Now, let's get to the real reason that the iPhone is an unstoppable force. They have an insane application ecosystem. Most of the applications are not worth the bytes they're made of. However, a few of them are so simple, so elegant, and so efficient that they change the platform. For example, if I want to see what movies are in the theater, I can use the movie app. If I want TV listings, I use the TV app. If I want to find local events or lookup a number, I use the yellow pages app.

iPhone applications usually have similar functionality to what you get in your browser on your desktop or laptop computer, but they're typically designed to do one thing, and do it well. If you were to download an application to your computer specifically for getting movie times, I'm sure the experience would be similar, but on the desktop platform it's not quite worth it. I find myself using my iPod touch instead of my laptop to get a lot of quick information. I've also been opened up to a world of information that I normally would not have seen. For example, I have an application that shows me the local events in the area. I could have Googled for the same information, but this puts it all just a press away.

If you are someone that hasn't given the iPhone platform a try, do yourself a favor and go spend $230 on the iPod Touch. Then, visit the app store and download some freebies. If you're waiting for Windows Mobile or Android to catch up and build up the same application ecosystem, don't hold your breath.

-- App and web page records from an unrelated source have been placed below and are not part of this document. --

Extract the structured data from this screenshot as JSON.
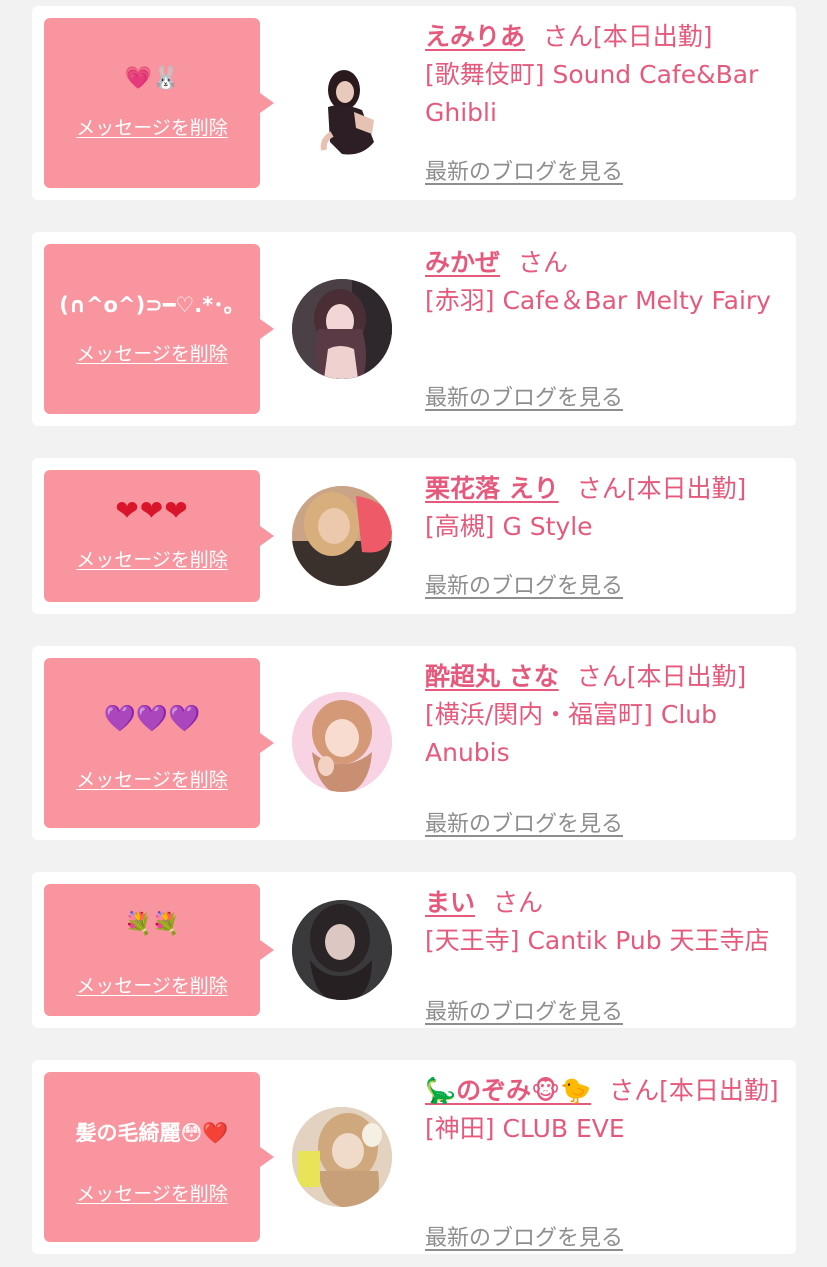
{
  "colors": {
    "accent": "#e55a7c",
    "bubble": "#f8959f",
    "link_gray": "#8e8e8e",
    "background": "#f2f2f2"
  },
  "labels": {
    "delete": "メッセージを削除",
    "blog": "最新のブログを見る",
    "san": "さん"
  },
  "cards": [
    {
      "message": "💗🐰",
      "name": "えみりあ",
      "suffix": "さん[本日出勤]",
      "shop": "[歌舞伎町] Sound Cafe&Bar Ghibli"
    },
    {
      "message": "(∩^o^)⊃━♡.*･。",
      "name": "みかぜ",
      "suffix": "さん",
      "shop": "[赤羽] Cafe＆Bar Melty Fairy"
    },
    {
      "message": "❤❤❤",
      "name": "栗花落 えり",
      "suffix": "さん[本日出勤]",
      "shop": "[高槻] G Style"
    },
    {
      "message": "💜💜💜",
      "name": "酔超丸 さな",
      "suffix": "さん[本日出勤]",
      "shop": "[横浜/関内・福富町] Club Anubis"
    },
    {
      "message": "💐💐",
      "name": "まい",
      "suffix": "さん",
      "shop": "[天王寺] Cantik Pub 天王寺店"
    },
    {
      "message": "髪の毛綺麗😳❤️",
      "name": "🦕のぞみ🐵🐤",
      "suffix": "さん[本日出勤]",
      "shop": "[神田] CLUB EVE"
    }
  ]
}
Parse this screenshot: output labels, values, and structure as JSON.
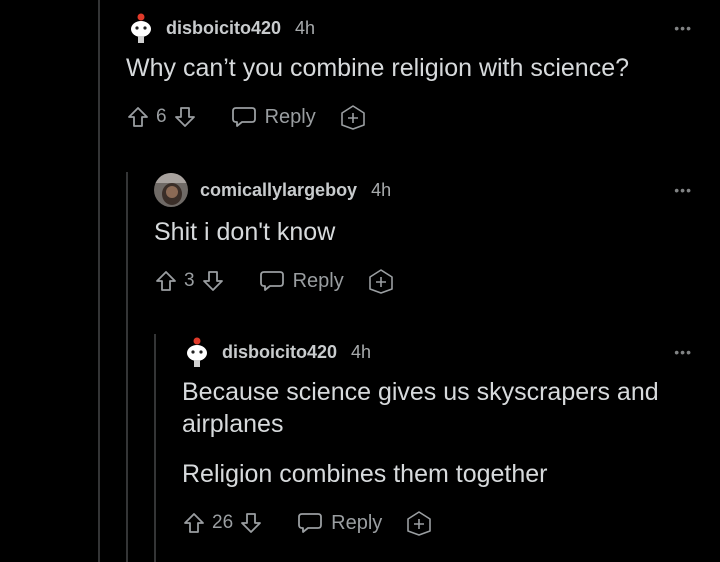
{
  "comments": [
    {
      "username": "disboicito420",
      "time": "4h",
      "body": [
        "Why can’t you combine religion with science?"
      ],
      "votes": "6",
      "reply_label": "Reply",
      "avatar": "snoo-avatar"
    },
    {
      "username": "comicallylargeboy",
      "time": "4h",
      "body": [
        "Shit i don't know"
      ],
      "votes": "3",
      "reply_label": "Reply",
      "avatar": "photo-avatar"
    },
    {
      "username": "disboicito420",
      "time": "4h",
      "body": [
        "Because science gives us skyscrapers and airplanes",
        "Religion combines them together"
      ],
      "votes": "26",
      "reply_label": "Reply",
      "avatar": "snoo-avatar"
    }
  ],
  "more_glyph": "•••",
  "icons": [
    "upvote-icon",
    "downvote-icon",
    "reply-icon",
    "award-icon",
    "more-options-icon"
  ],
  "colors": {
    "background": "#000000",
    "text": "#d7dadc",
    "muted": "#818384",
    "thread_line": "#343536"
  }
}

I've been so excited by this platform that I ordered myself a Mac Mini that should hopefully be showing up tomorrow :-). Stay tuned as I talk about the experience of a c# developer writing an iPhone app in Objective-C!